Before that night when I stumbled on Floyd, hearing Rush’s “Tom Sawyer” when I was five or six did nothing for me, though I actually remember my brother and his friend playing it repeatedly on vinyl. The sounds were strange, the singer’s voice too… something for my just-beginning musical likes.

But as I grew up into a young teenager, other classic and progressive rock artists were making their way into my ever-expanding repertoire of vinyl and mixtapes, bands like Genesis (the early stuff), Yes, and Led Zeppelin. These weren’t just fly-by-night artists that would disappear from the radio in a month; they endured for years because of their timelessness, and their focus on musicianship ahead of fads. Continue reading →


Burning Down the House used to suck up a ton of my time. I spent days, nights, and weekends on the site, writing up incessantly boring treatises on emotional fallout, movie reviews, and experimental journaling, not to mention the usual mundanity of life (such as what I ate that day and what celebrity I found attractive that week).

Looking back at the beginnings of my online journal, one would never have guessed that I would eventually begin to turn essay-writing into a career.

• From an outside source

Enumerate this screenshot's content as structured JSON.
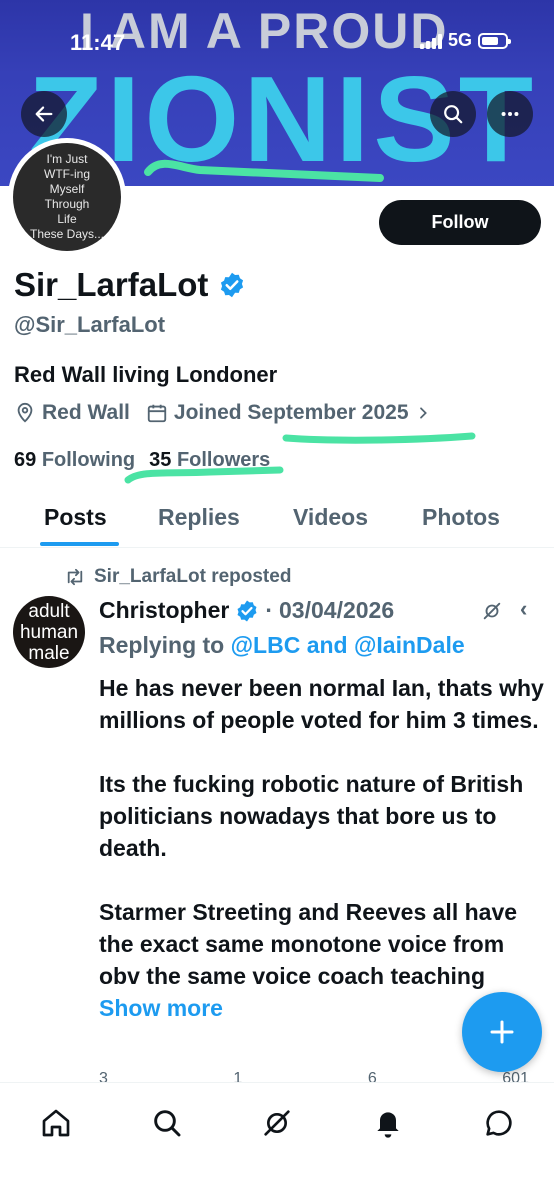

And in fact, it’s something I still struggle with (those of you reading this probably still don’t know who I am). However, if you followed my progress on Livejournal, you’d see someone who eventually wants to write more, and write better.

I never even knew I loved writing until years after I began writing on the site. Eventually, I built my own crappy little webpage, and began writing there. Since then, I’ve had dozens of blogs, writing things both longform and short form, yet it never occurred to me that I should really be improving my craft and maybe start doing it full time. Continue reading →


New Beginnings (Again)

Hello, dear reader. Once again I’m finding a digital home, and once again I’m trying out having my “own space” as a place to showcase my writing. Why has it taken so long? Because, frankly, I am more often than not just plain lazy. The dreaded L word. A most terrible trait for a writer.

But here I am, once again making a go of it. It’s been quite a while since I’ve written anything significant, at least a year and a half by my reckoning, and I’m eager to get back to work. So, what have I been working on? A few things.

You may remember my How to Be Human series on Medium. I plan to continue working on that, but I will not be posting all (or even most) of my material there any longer. All of it will live here, with select pieces also appearing on Medium. I’ve also been working on essays for varying publications that I hope will find a home. And I’m still working on my first novel, which seems like it’s taking forever (and may take forever longer!).

With all that being said, I’ve been considering collecting my How to Be Human stories and turning them into a book, likely with contributions from other writers.

So, here’s to a new beginning, and I hope you’ll stick around.